Severity: Warning Alert
Security: General election to be held in South Korea April 15. Campaign events likely to prompt localized disruptions. Protests possible.
This alert affects South Korea
This alert began 05 Apr 2020 20:29 GMT and is scheduled to expire 15 Apr 2020 23:59 GMT.
- Event: General election
- Location(s): Nationwide (map)
- Date: April 15
- Impact: Localized disruptions, increased security, business closures
South Korea will hold a general election on April 15, with voters going to the polls to elect members of the National Assembly. The South Korean government has declared a holiday on April 15 to increase voter turnout; widespread government office and business closures are likely on election day.
While events have generally been sparsely attended due to the coronavirus disease (COVID-19) outbreak, street campaign gatherings, including rallies, are set to continue through April 14. Some of these events could attract thousands of people and prompt significant localized transport delays, especially in Seoul and other urban centers. Authorities will likely boost security during major campaign events, especially those taking place in the capital and other major cities. Most campaign events will remain largely peaceful, though minor clashes between rival activists, or between demonstrators and police, cannot be ruled out.
Minor protests and security disturbances are possible during and after the vote, especially if there are any perceived irregularities. Political gatherings could occur after polling stations close, or once the vote results are announced. Officials will implement heightened security measures near polling places nationwide April 15. Transport disruptions may occur near polling stations during the vote.
Background and Analysis
The April 15 election to choose the members of the 21st National Assembly will serve as a test of public sentiment regarding President Moon Jae-in's response to the COVID-19 outbreak. It will be the first election since Moon and his Democratic Party implemented electoral reforms in late 2019. The reforms brought about marginal changes to the country's mixed voting system, which contains elements of first-past-the-post and proportional representation based on party preference lists. Conservative opposition parties tried to block the reforms, saying the move would unfairly benefit the ruling party.

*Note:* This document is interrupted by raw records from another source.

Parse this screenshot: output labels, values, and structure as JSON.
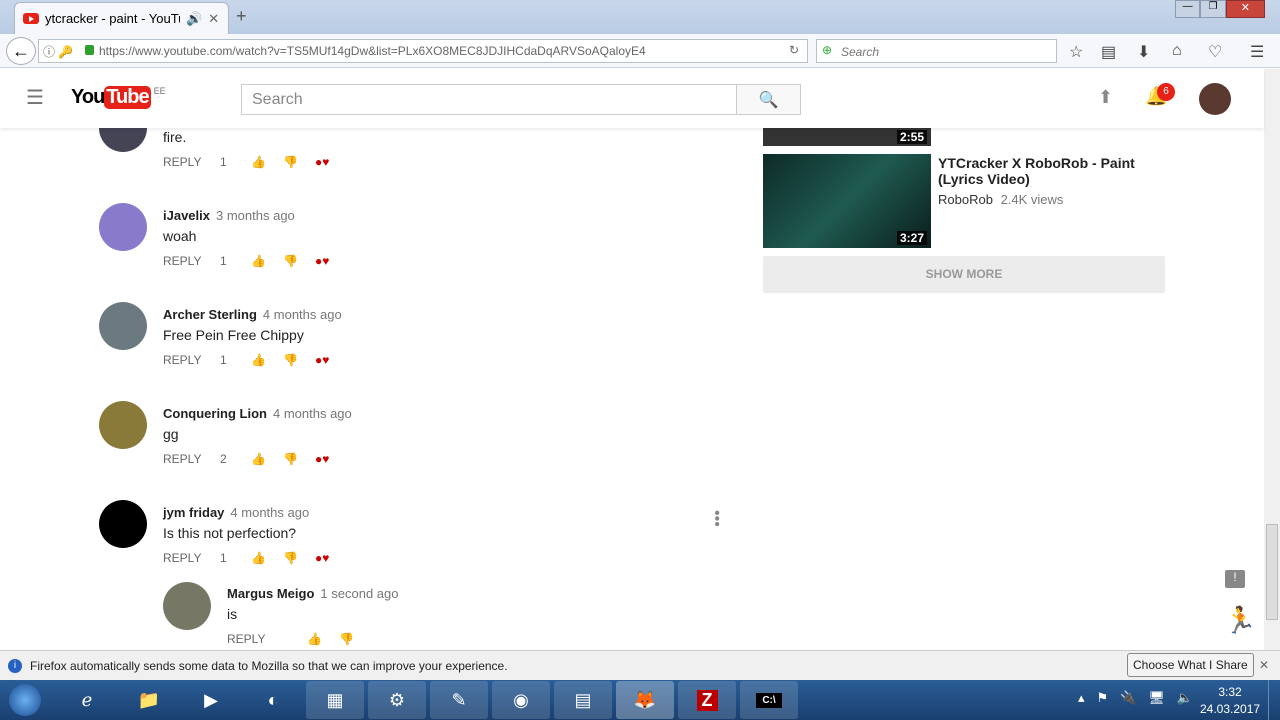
{
  "browser": {
    "tab_title": "ytcracker - paint - YouTube",
    "url_domain": "youtube.com",
    "url": "https://www.youtube.com/watch?v=TS5MUf14gDw&list=PLx6XO8MEC8JDJIHCdaDqARVSoAQaloyE4",
    "search_placeholder": "Search"
  },
  "youtube": {
    "logo": "YouTube",
    "region": "EE",
    "search_placeholder": "Search",
    "notification_count": "6"
  },
  "comments": [
    {
      "name": "",
      "time": "",
      "text": "fire.",
      "likes": "1"
    },
    {
      "name": "iJavelix",
      "time": "3 months ago",
      "text": "woah",
      "likes": "1"
    },
    {
      "name": "Archer Sterling",
      "time": "4 months ago",
      "text": "Free Pein Free Chippy",
      "likes": "1"
    },
    {
      "name": "Conquering Lion",
      "time": "4 months ago",
      "text": "gg",
      "likes": "2"
    },
    {
      "name": "jym friday",
      "time": "4 months ago",
      "text": "Is this not perfection?",
      "likes": "1"
    }
  ],
  "reply_comment": {
    "name": "Margus Meigo",
    "time": "1 second ago",
    "text": "is"
  },
  "reply_label": "REPLY",
  "sidebar": {
    "videos": [
      {
        "duration": "2:55"
      },
      {
        "title": "YTCracker X RoboRob - Paint (Lyrics Video)",
        "channel": "RoboRob",
        "views": "2.4K views",
        "duration": "3:27"
      }
    ],
    "show_more": "SHOW MORE"
  },
  "notification": {
    "text": "Firefox automatically sends some data to Mozilla so that we can improve your experience.",
    "button": "Choose What I Share"
  },
  "clock": {
    "time": "3:32",
    "date": "24.03.2017"
  }
}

Avoid all political gatherings as a precaution. Monitor local media for campaign event announcements. Expect road closures, traffic congestion, and crowded public transportation during campaign events and voting, especially in Seoul and other urban areas; plan alternative routes.